My mother would frown down about dating apps. Not that I care (I do), or that she even knows what an app is (she does). Sometimes, it’s best to live in ignorance. My mother would frown upon them, because for her the concept of getting together with someone based on their photograph is difficult to digest. Superficial, she’ll say.
So, Let’s back this tape up a bit. And try and remember how parents got hitched. How was it again? Yes. In the good old days, they got pictures of their prospective partners through post. Pictures. Not an extensive curriculum vitae.
For those who find online dating and its superficiality obnoxious, consider this. In matrimonial sections of newspapers even today, mandatory requirements are, caste, skin colour, education and salary. Personally, if a girl knew her Beatles and her Stones, I’d marry her then and there. It’s much too important, way more than skin colour. Sundays cannot be spent in a household where Keith’s slide guitar is not tolerated. Oh and Pacific Rim. Must love Pacific Rim.
But the resistance still exists. The jibes are incessant. Yes, often a picture isn’t enough. I mean, God knows the number of smart, sensible, well dressed men and women my parents ditched before stumbling on to each other. Pictures often lie. Decent lighting, and a good angle can make serial killers look like hipsters (personally, can’t tell the difference. Put them all in the chair). But then, I’ve seen ‘proposal’ pictures of people in the olden days lying too. My mother has a picture of her daintily playing badminton. I have never seen her play badminton. 27 years of my life, not once.
Which is why human beings, despite the extensive reach of technology, physically interact with each other. You may not need to go the bank to transfer money, or a market to order vegetables, or fix your TV, but you need to go to the watering hole to meet your mate.

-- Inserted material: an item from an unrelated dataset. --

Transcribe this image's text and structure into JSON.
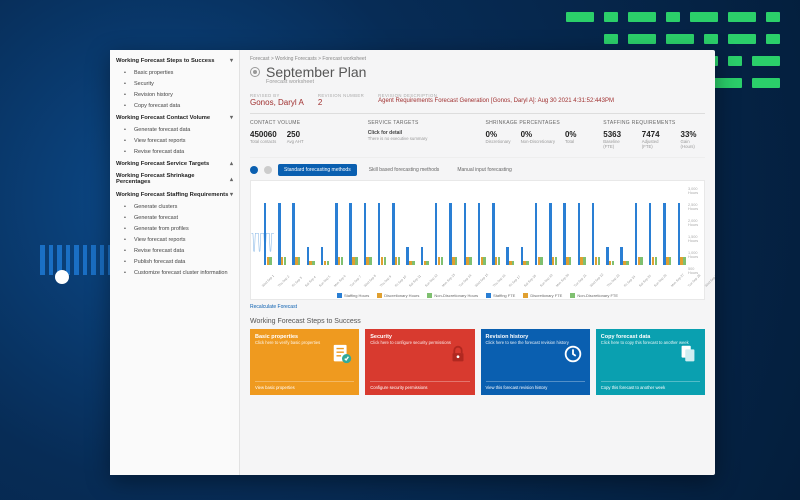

But, for sake of not deviating from the point of this piece, let us concentrate on the idea of picking someone out from a photograph. It isn’t as unique or modern a concept as you may have been led to believe, let me assure you. A peacock’s tail is worthless, except to find a mate. Visual interest will line up your date.
Let’s admit it, we live in an extremely visual time. We buy clothes that LOOK good, we watch shows that LOOK nice (No. True detective isn’t that great a narrative), we even get phone covers to cover up the drab blacks and the whites, and buy vegetables that LOOK greener. And there’s nothing wrong with that. I don’t go and get a 500 buck haircut because I like the hairdresser’s chairs (They are awesome though). I don’t go around shopping for well-cut shirts because they make me ‘feel good about myself’. I do it so that I look good. Sorry if it sounds superficial. Sometimes the truth is simpler than fiction.
Sure, pictures don’t tell the whole truth, but they get you interested. I’m sure that badminton image had a point. It probably got my father (an avid racquet sports freak) interested in getting to know the girl.
With an increase in short term memory programming (this piece isn’t much longer, I promise), and a world with little recall value, a picture is mightier than the sword. There isn’t enough time for swayamvars anymore (Plus it’s easier to deal with rejection via technology). A good picture can be the starting point of a lovely conversation. And maybe even a healthy relationship. Which is why my display picture across social media is of my dog, wrapped in a blanket, looking like Yoda (I think it says I’m sensitive, love animals and Star Wars. I may be mistaken).
So, yes, finding someone through an app based on a picture, isn’t all that novel an idea. Or strange even. It is, literally, an evolution of an age old tradition of ‘natural selection of life partner through the visual medium’. Once the pictures are approved, let the samosas and the tea rain in. Ladka and ladki can meet in the guest room.
Go ahead, don’t feel superficial and cheap about finding love through a picture. But then, I do put up a picture of my dog as me. Don’t be me.
Swipe it away, when you don’t like the beard. And do not be ashamed that you did so.
About Guest Author
Vaibhav Raghunandan is a writer, traveller and photographer who works on sports and social issues. He is bearded.